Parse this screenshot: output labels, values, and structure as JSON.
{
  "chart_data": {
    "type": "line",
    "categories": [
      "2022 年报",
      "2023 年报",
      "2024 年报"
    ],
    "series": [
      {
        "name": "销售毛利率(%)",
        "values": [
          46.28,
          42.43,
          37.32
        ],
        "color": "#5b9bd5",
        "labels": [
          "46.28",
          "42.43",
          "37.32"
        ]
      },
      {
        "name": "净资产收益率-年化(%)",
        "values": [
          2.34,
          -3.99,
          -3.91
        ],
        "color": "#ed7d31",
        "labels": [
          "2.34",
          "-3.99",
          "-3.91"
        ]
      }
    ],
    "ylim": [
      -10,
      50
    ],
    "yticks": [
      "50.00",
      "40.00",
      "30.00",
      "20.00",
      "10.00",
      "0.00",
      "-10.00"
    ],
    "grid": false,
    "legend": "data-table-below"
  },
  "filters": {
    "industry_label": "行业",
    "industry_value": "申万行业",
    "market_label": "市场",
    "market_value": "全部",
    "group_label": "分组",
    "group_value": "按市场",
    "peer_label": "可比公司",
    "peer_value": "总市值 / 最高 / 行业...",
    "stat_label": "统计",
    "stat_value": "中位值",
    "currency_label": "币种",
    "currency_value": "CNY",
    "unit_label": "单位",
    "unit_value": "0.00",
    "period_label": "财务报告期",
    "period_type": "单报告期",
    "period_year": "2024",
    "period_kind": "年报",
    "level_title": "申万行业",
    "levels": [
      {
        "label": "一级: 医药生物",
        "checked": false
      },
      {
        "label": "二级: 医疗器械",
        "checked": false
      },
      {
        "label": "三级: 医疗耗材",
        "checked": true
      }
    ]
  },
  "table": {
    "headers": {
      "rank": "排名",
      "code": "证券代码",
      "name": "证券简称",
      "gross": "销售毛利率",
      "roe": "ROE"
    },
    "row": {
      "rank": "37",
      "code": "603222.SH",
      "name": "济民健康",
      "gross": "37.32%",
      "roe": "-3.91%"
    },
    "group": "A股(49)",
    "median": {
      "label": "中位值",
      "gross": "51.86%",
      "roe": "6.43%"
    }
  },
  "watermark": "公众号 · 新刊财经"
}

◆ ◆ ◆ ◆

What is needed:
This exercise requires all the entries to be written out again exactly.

Result for this task:
Parse this screenshot: output labels, values, and structure as JSON.
{
  "chart_data": {
    "type": "line",
    "categories": [
      "2022 年报",
      "2023 年报",
      "2024 年报"
    ],
    "series": [
      {
        "name": "销售毛利率(%)",
        "values": [
          46.28,
          42.43,
          37.32
        ],
        "color": "#5b9bd5",
        "labels": [
          "46.28",
          "42.43",
          "37.32"
        ]
      },
      {
        "name": "净资产收益率-年化(%)",
        "values": [
          2.34,
          -3.99,
          -3.91
        ],
        "color": "#ed7d31",
        "labels": [
          "2.34",
          "-3.99",
          "-3.91"
        ]
      }
    ],
    "ylim": [
      -10,
      50
    ],
    "yticks": [
      "50.00",
      "40.00",
      "30.00",
      "20.00",
      "10.00",
      "0.00",
      "-10.00"
    ],
    "grid": false,
    "legend": "data-table-below"
  },
  "filters": {
    "industry_label": "行业",
    "industry_value": "申万行业",
    "market_label": "市场",
    "market_value": "全部",
    "group_label": "分组",
    "group_value": "按市场",
    "peer_label": "可比公司",
    "peer_value": "总市值 / 最高 / 行业...",
    "stat_label": "统计",
    "stat_value": "中位值",
    "currency_label": "币种",
    "currency_value": "CNY",
    "unit_label": "单位",
    "unit_value": "0.00",
    "period_label": "财务报告期",
    "period_type": "单报告期",
    "period_year": "2024",
    "period_kind": "年报",
    "level_title": "申万行业",
    "levels": [
      {
        "label": "一级: 医药生物",
        "checked": false
      },
      {
        "label": "二级: 医疗器械",
        "checked": false
      },
      {
        "label": "三级: 医疗耗材",
        "checked": true
      }
    ]
  },
  "table": {
    "headers": {
      "rank": "排名",
      "code": "证券代码",
      "name": "证券简称",
      "gross": "销售毛利率",
      "roe": "ROE"
    },
    "row": {
      "rank": "37",
      "code": "603222.SH",
      "name": "济民健康",
      "gross": "37.32%",
      "roe": "-3.91%"
    },
    "group": "A股(49)",
    "median": {
      "label": "中位值",
      "gross": "51.86%",
      "roe": "6.43%"
    }
  },
  "watermark": "公众号 · 新刊财经"
}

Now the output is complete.